**Aim of the exercise**
The records, repeated exactly and in full, are the expected answer.

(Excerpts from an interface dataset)
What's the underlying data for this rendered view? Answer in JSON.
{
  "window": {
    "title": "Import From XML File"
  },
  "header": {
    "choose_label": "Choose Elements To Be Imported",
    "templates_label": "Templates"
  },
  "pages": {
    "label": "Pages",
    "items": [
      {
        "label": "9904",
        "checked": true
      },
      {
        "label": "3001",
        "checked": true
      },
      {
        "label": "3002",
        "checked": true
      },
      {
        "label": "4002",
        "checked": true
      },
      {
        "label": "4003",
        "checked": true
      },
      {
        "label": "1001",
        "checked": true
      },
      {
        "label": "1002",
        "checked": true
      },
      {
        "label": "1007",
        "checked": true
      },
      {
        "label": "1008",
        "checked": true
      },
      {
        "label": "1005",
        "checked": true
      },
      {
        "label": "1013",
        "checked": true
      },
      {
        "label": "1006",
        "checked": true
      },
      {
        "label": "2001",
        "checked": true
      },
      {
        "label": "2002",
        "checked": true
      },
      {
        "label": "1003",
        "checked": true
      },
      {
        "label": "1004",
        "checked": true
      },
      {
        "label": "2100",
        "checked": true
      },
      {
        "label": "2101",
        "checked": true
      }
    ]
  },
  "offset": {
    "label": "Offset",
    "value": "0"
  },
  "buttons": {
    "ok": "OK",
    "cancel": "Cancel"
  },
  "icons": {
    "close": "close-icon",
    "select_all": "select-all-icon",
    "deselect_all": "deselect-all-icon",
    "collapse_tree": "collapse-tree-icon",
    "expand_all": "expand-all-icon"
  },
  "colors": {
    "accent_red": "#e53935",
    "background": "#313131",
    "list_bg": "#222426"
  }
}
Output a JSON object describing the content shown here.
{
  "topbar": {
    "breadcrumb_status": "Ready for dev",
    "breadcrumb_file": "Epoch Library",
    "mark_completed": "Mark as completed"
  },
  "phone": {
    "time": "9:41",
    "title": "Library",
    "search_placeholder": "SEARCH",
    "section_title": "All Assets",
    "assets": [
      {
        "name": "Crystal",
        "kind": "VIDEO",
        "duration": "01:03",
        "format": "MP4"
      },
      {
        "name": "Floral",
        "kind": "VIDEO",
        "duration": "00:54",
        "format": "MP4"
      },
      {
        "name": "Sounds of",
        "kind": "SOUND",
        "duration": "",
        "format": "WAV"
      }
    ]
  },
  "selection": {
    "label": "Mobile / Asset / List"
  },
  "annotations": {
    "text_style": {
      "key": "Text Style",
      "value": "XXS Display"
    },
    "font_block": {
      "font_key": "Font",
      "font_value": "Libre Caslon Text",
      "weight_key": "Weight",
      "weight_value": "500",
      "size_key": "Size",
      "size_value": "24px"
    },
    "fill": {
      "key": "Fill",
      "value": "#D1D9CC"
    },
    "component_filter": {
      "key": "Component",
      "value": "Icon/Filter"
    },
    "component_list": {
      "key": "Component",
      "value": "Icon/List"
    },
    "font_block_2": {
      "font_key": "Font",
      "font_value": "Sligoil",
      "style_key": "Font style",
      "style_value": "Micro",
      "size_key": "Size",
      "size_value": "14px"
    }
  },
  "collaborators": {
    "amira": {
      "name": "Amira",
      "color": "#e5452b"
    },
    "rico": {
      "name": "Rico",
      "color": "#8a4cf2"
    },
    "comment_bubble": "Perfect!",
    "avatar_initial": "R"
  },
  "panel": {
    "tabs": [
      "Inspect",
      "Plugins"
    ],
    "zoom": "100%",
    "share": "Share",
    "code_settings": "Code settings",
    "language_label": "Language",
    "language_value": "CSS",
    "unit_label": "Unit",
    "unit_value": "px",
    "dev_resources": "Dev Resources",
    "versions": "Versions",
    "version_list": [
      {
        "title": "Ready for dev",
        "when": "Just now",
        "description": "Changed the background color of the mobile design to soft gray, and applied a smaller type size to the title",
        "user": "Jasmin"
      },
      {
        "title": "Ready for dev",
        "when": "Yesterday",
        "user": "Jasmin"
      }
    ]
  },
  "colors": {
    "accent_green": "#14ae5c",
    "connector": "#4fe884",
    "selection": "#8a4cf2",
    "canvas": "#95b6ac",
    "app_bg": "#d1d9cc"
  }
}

**Task answer**
What's the underlying data for this rendered view? Answer in JSON.
{
  "window": {
    "title": "Import From XML File"
  },
  "header": {
    "choose_label": "Choose Elements To Be Imported",
    "templates_label": "Templates"
  },
  "pages": {
    "label": "Pages",
    "items": [
      {
        "label": "9904",
        "checked": true
      },
      {
        "label": "3001",
        "checked": true
      },
      {
        "label": "3002",
        "checked": true
      },
      {
        "label": "4002",
        "checked": true
      },
      {
        "label": "4003",
        "checked": true
      },
      {
        "label": "1001",
        "checked": true
      },
      {
        "label": "1002",
        "checked": true
      },
      {
        "label": "1007",
        "checked": true
      },
      {
        "label": "1008",
        "checked": true
      },
      {
        "label": "1005",
        "checked": true
      },
      {
        "label": "1013",
        "checked": true
      },
      {
        "label": "1006",
        "checked": true
      },
      {
        "label": "2001",
        "checked": true
      },
      {
        "label": "2002",
        "checked": true
      },
      {
        "label": "1003",
        "checked": true
      },
      {
        "label": "1004",
        "checked": true
      },
      {
        "label": "2100",
        "checked": true
      },
      {
        "label": "2101",
        "checked": true
      }
    ]
  },
  "offset": {
    "label": "Offset",
    "value": "0"
  },
  "buttons": {
    "ok": "OK",
    "cancel": "Cancel"
  },
  "icons": {
    "close": "close-icon",
    "select_all": "select-all-icon",
    "deselect_all": "deselect-all-icon",
    "collapse_tree": "collapse-tree-icon",
    "expand_all": "expand-all-icon"
  },
  "colors": {
    "accent_red": "#e53935",
    "background": "#313131",
    "list_bg": "#222426"
  }
}
Output a JSON object describing the content shown here.
{
  "topbar": {
    "breadcrumb_status": "Ready for dev",
    "breadcrumb_file": "Epoch Library",
    "mark_completed": "Mark as completed"
  },
  "phone": {
    "time": "9:41",
    "title": "Library",
    "search_placeholder": "SEARCH",
    "section_title": "All Assets",
    "assets": [
      {
        "name": "Crystal",
        "kind": "VIDEO",
        "duration": "01:03",
        "format": "MP4"
      },
      {
        "name": "Floral",
        "kind": "VIDEO",
        "duration": "00:54",
        "format": "MP4"
      },
      {
        "name": "Sounds of",
        "kind": "SOUND",
        "duration": "",
        "format": "WAV"
      }
    ]
  },
  "selection": {
    "label": "Mobile / Asset / List"
  },
  "annotations": {
    "text_style": {
      "key": "Text Style",
      "value": "XXS Display"
    },
    "font_block": {
      "font_key": "Font",
      "font_value": "Libre Caslon Text",
      "weight_key": "Weight",
      "weight_value": "500",
      "size_key": "Size",
      "size_value": "24px"
    },
    "fill": {
      "key": "Fill",
      "value": "#D1D9CC"
    },
    "component_filter": {
      "key": "Component",
      "value": "Icon/Filter"
    },
    "component_list": {
      "key": "Component",
      "value": "Icon/List"
    },
    "font_block_2": {
      "font_key": "Font",
      "font_value": "Sligoil",
      "style_key": "Font style",
      "style_value": "Micro",
      "size_key": "Size",
      "size_value": "14px"
    }
  },
  "collaborators": {
    "amira": {
      "name": "Amira",
      "color": "#e5452b"
    },
    "rico": {
      "name": "Rico",
      "color": "#8a4cf2"
    },
    "comment_bubble": "Perfect!",
    "avatar_initial": "R"
  },
  "panel": {
    "tabs": [
      "Inspect",
      "Plugins"
    ],
    "zoom": "100%",
    "share": "Share",
    "code_settings": "Code settings",
    "language_label": "Language",
    "language_value": "CSS",
    "unit_label": "Unit",
    "unit_value": "px",
    "dev_resources": "Dev Resources",
    "versions": "Versions",
    "version_list": [
      {
        "title": "Ready for dev",
        "when": "Just now",
        "description": "Changed the background color of the mobile design to soft gray, and applied a smaller type size to the title",
        "user": "Jasmin"
      },
      {
        "title": "Ready for dev",
        "when": "Yesterday",
        "user": "Jasmin"
      }
    ]
  },
  "colors": {
    "accent_green": "#14ae5c",
    "connector": "#4fe884",
    "selection": "#8a4cf2",
    "canvas": "#95b6ac",
    "app_bg": "#d1d9cc"
  }
}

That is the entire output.